Silverstone: Lewis Hamilton wins thrilling British Grand Prix
An ecstatic Hamilton paid tribute to the record 140,000 crowd at Silverstone.
"I am so happy with that - thank you to all the fans for coming - that one was for you," he said over the team radio before performing doughnuts for his British support.
Hamilton and the partisan home crowd had been left stunned when Massa, who started third, and team-mate Bottas leapfrogged both the pole-sitter and Rosberg off the start-line.
Hamilton promptly drew alongside Bottas taking second place back off the Finn at turn three before the safety car was deployed.
The opening-lap incident had involved the hapless Jenson Button who was making his 16th, and quite probably, final appearance at the British Grand Prix.
Lotus driver Romain Grosjean collided with his team-mate Pastor Maldonado, and in trying to escape the accident, Fernando Alonso lost the rear of his McLaren and inadvertently crashed into the side of his team-mate.
"He didn't turn into me," Button, who has now failed to finish three consecutive races, said. "He lost the rear when he was trying to escape an incident and his front was coming around but I didn't know he was spinning, he hit the rear tyre, the car jumped and came down aggressively and everything switched off."
Alonso pitted for a new front wing and rejoined the track in last place.
When the safety car came in at the end of lap three, Hamilton attempted to pass Massa for the lead, but he lost control of his Mercedes under braking allowing Bottas to reclaim second place. This wasn't in the script.
Max Verstappen then spun at high-speed, and ended up in the gravel.
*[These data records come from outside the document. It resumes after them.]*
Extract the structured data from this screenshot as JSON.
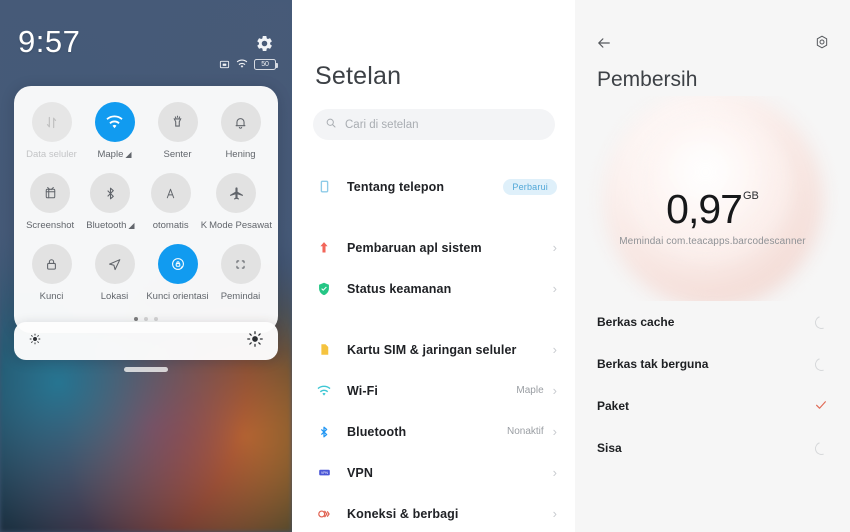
{
  "panel_shade": {
    "name": "quick-settings-shade",
    "status_bar": {
      "clock": "9:57",
      "gear_icon": "gear-icon",
      "icons": [
        "screenshot-icon",
        "wifi-icon",
        "battery-icon"
      ],
      "battery_level": "50"
    },
    "tiles_row1": [
      {
        "label": "Data seluler",
        "icon": "mobile-data-icon",
        "state": "off"
      },
      {
        "label": "Maple",
        "icon": "wifi-icon",
        "state": "on",
        "suffix": "signal-icon"
      },
      {
        "label": "Senter",
        "icon": "flashlight-icon",
        "state": "idle"
      },
      {
        "label": "Hening",
        "icon": "bell-icon",
        "state": "idle"
      }
    ],
    "tiles_row2": [
      {
        "label": "Screenshot",
        "icon": "screenshot-icon",
        "state": "idle"
      },
      {
        "label": "Bluetooth",
        "icon": "bluetooth-icon",
        "state": "idle",
        "suffix": "signal-icon"
      },
      {
        "label": "otomatis",
        "icon": "auto-brightness-icon",
        "state": "idle"
      },
      {
        "label": "Mode Pesawat",
        "icon": "airplane-icon",
        "state": "idle",
        "prefix": "K"
      }
    ],
    "tiles_row3": [
      {
        "label": "Kunci",
        "icon": "lock-icon",
        "state": "idle"
      },
      {
        "label": "Lokasi",
        "icon": "location-icon",
        "state": "idle"
      },
      {
        "label": "Kunci orientasi",
        "icon": "rotation-lock-icon",
        "state": "on"
      },
      {
        "label": "Pemindai",
        "icon": "scanner-icon",
        "state": "idle"
      }
    ],
    "page_dots": {
      "count": 3,
      "active": 0
    },
    "brightness": {
      "low_icon": "brightness-low-icon",
      "high_icon": "brightness-high-icon"
    },
    "accent_on": "#119bf0"
  },
  "panel_settings": {
    "title": "Setelan",
    "search": {
      "placeholder": "Cari di setelan",
      "value": "",
      "icon": "search-icon"
    },
    "groups": [
      {
        "items": [
          {
            "label": "Tentang telepon",
            "icon": "phone-info-icon",
            "icon_color": "#8ecbe8",
            "badge": "Perbarui",
            "chevron": false
          }
        ]
      },
      {
        "items": [
          {
            "label": "Pembaruan apl sistem",
            "icon": "system-update-icon",
            "icon_color": "#f2665a",
            "value": "",
            "chevron": true
          },
          {
            "label": "Status keamanan",
            "icon": "security-shield-icon",
            "icon_color": "#25c685",
            "value": "",
            "chevron": true
          }
        ]
      },
      {
        "items": [
          {
            "label": "Kartu SIM & jaringan seluler",
            "icon": "sim-card-icon",
            "icon_color": "#f5c33f",
            "value": "",
            "chevron": true
          },
          {
            "label": "Wi-Fi",
            "icon": "wifi-icon",
            "icon_color": "#3fc7d4",
            "value": "Maple",
            "chevron": true
          },
          {
            "label": "Bluetooth",
            "icon": "bluetooth-icon",
            "icon_color": "#2196f3",
            "value": "Nonaktif",
            "chevron": true
          },
          {
            "label": "VPN",
            "icon": "vpn-icon",
            "icon_color": "#4a56d6",
            "value": "",
            "chevron": true
          },
          {
            "label": "Koneksi & berbagi",
            "icon": "sharing-icon",
            "icon_color": "#e0604f",
            "value": "",
            "chevron": true
          }
        ]
      }
    ]
  },
  "panel_cleaner": {
    "back_icon": "back-arrow-icon",
    "settings_icon": "gear-icon",
    "title": "Pembersih",
    "size_value": "0,97",
    "size_unit": "GB",
    "scan_status": "Memindai com.teacapps.barcodescanner",
    "items": [
      {
        "label": "Berkas cache",
        "status": "scanning"
      },
      {
        "label": "Berkas tak berguna",
        "status": "scanning"
      },
      {
        "label": "Paket",
        "status": "done"
      },
      {
        "label": "Sisa",
        "status": "scanning"
      }
    ],
    "check_color": "#e06a55"
  }
}
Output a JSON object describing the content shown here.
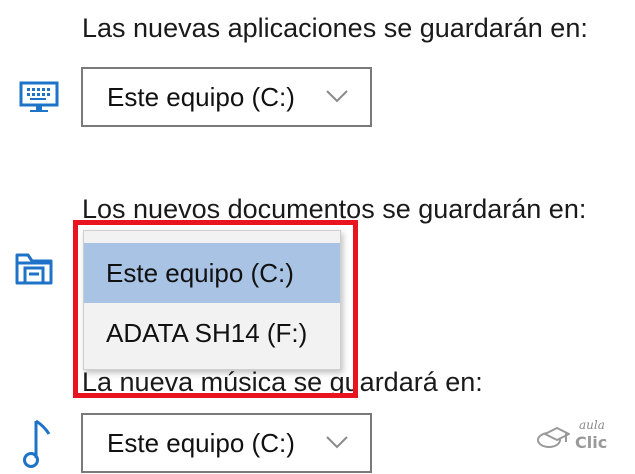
{
  "apps": {
    "label": "Las nuevas aplicaciones se guardarán en:",
    "icon": "monitor-icon",
    "selected": "Este equipo (C:)"
  },
  "documents": {
    "label": "Los nuevos documentos se guardarán en:",
    "icon": "folder-icon",
    "dropdown_options": [
      "Este equipo (C:)",
      "ADATA SH14 (F:)"
    ],
    "selected_index": 0
  },
  "music": {
    "label": "La nueva música se guardará en:",
    "icon": "music-note-icon",
    "selected": "Este equipo (C:)"
  },
  "logo": {
    "text_top": "aula",
    "text_bottom": "Clic"
  },
  "colors": {
    "highlight_border": "#e8141f",
    "selected_option": "#a9c3e4",
    "icon_blue": "#1e73c8"
  }
}
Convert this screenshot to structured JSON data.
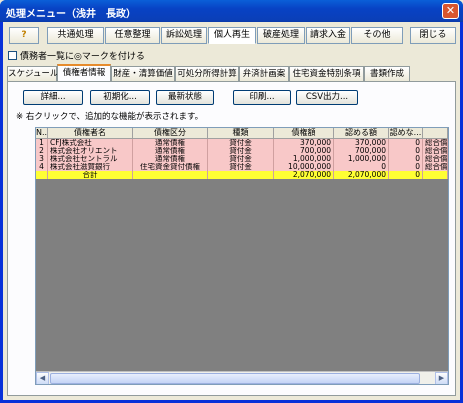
{
  "window": {
    "title": "処理メニュー（浅井　長政）",
    "close_glyph": "✕"
  },
  "menu": {
    "help_glyph": "?",
    "items": [
      "共通処理",
      "任意整理",
      "訴訟処理",
      "個人再生",
      "破産処理",
      "請求入金",
      "その他"
    ],
    "close_label": "閉じる"
  },
  "checkbox": {
    "label": "債務者一覧に◎マークを付ける",
    "checked": false
  },
  "tabs": [
    "スケジュール",
    "債権者情報",
    "財産・清算価値",
    "可処分所得計算",
    "弁済計画案",
    "住宅資金特別条項",
    "書類作成"
  ],
  "active_tab": "債権者情報",
  "actions": {
    "detail": "詳細...",
    "init": "初期化...",
    "latest": "最新状態",
    "print": "印刷...",
    "csv": "CSV出力..."
  },
  "note": "※ 右クリックで、追加的な機能が表示されます。",
  "table": {
    "columns": [
      "N..",
      "債権者名",
      "債権区分",
      "種類",
      "債権額",
      "認める額",
      "認めな..."
    ],
    "rows": [
      {
        "no": "1",
        "name": "CFJ株式会社",
        "category": "通常債権",
        "kind": "貸付金",
        "amount": "370,000",
        "admitted": "370,000",
        "not_admitted": "0",
        "extra": "総合償"
      },
      {
        "no": "2",
        "name": "株式会社オリエント",
        "category": "通常債権",
        "kind": "貸付金",
        "amount": "700,000",
        "admitted": "700,000",
        "not_admitted": "0",
        "extra": "総合償"
      },
      {
        "no": "3",
        "name": "株式会社セントラル",
        "category": "通常債権",
        "kind": "貸付金",
        "amount": "1,000,000",
        "admitted": "1,000,000",
        "not_admitted": "0",
        "extra": "総合償"
      },
      {
        "no": "4",
        "name": "株式会社滋賀銀行",
        "category": "住宅資金貸付債権",
        "kind": "貸付金",
        "amount": "10,000,000",
        "admitted": "0",
        "not_admitted": "0",
        "extra": "総合償"
      }
    ],
    "total": {
      "label": "合計",
      "amount": "2,070,000",
      "admitted": "2,070,000",
      "not_admitted": "0"
    }
  },
  "scroll": {
    "left": "◀",
    "right": "▶"
  }
}
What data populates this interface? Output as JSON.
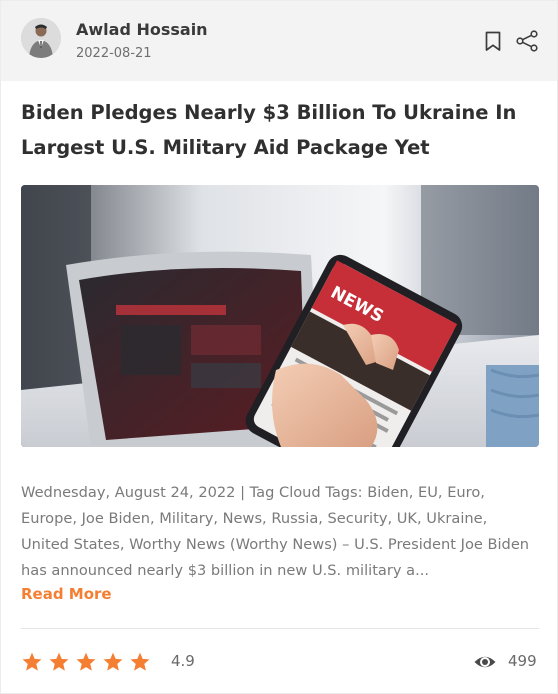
{
  "author": {
    "name": "Awlad Hossain",
    "date": "2022-08-21"
  },
  "actions": {
    "bookmark_icon": "bookmark-icon",
    "share_icon": "share-icon"
  },
  "article": {
    "title": "Biden Pledges Nearly $3 Billion To Ukraine In Largest U.S. Military Aid Package Yet",
    "image_sign_text": "NEWS",
    "excerpt": "Wednesday, August 24, 2022 | Tag Cloud Tags: Biden, EU, Euro, Europe, Joe Biden, Military, News, Russia, Security, UK, Ukraine, United States, Worthy News (Worthy News) – U.S. President Joe Biden has announced nearly $3 billion in new U.S. military a...",
    "read_more": "Read More"
  },
  "footer": {
    "rating": "4.9",
    "stars": 5,
    "views": "499"
  },
  "colors": {
    "accent": "#f47f33",
    "header_bg": "#f3f3f3"
  }
}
His race was over. By the end of lap four we had seen five retirements in the most dramatic start to a race this season.
Up front, Massa led from Bottas, but the Finn was visibly faster than his team-mate without finding a way through.
Bottas was told not to race Massa before Williams reversed their decision and allowed the two to battle for the race lead. On lap 12, the top four of Massa, Bottas, Hamilton and Rosberg were separated by just 1.8 seconds.
Seven laps later, Hamilton was the first of the leaders to pit for a fresh set of slicks, and it turned out to be an inspired decision. The world champion was stationary for only 2.4secs.
Massa and Rosberg pitted a lap later, but while the Williams driver narrowly stayed ahead of the German, the pair emerged the best part of three seconds behind Hamilton.
Bottas stopped one lap later to allow Hamilton to take the lead of the race. In doing so Hamilton broke Sir Jackie Stewart's 45-year record of leading 17 consecutive grands prix. Bottas meanwhile, emerged ahead of Rosberg to leave the Mercedes driver in fourth.
By the end of lap 31, Hamilton's lead over Massa was up to five seconds as the threat of rain lingered in the Northamptonshire air. Five laps later the wet stuff arrived.
A light shower played havoc through Luffield and Woodcote, and Rosberg appeared to relish the conditions. On lap 39, he swooped past Bottas, and two laps later he overtook Massa to move up to second.
Within four laps he had taken seven seconds out of Hamilton's lead before Mercedes pulled Hamilton in for a change to intermediate tyres as a second, much heavier, rain shower hit.
It seemed like the wrong decision at first, but as the rain continued to fall, Rosberg was forced to pit, too. Hamilton resumed the lead with Rosberg exiting the pit-lane in second, nine seconds adrift of his team-mate.
Vettel, who pitted for intermediate tyres on the same lap as Hamilton, moved ahead of the Williams duo of Massa and Bottas, as the pair stopped at the same time, to claim the final step on the podium.
With Hamilton leading from Rosberg and Vettel in third, normal order was resumed, despite the inclement conditions.
Meanwhile, Fernando Alonso claimed his first points finish of the season as he ended the race in 10th. Only 12 drivers were classified.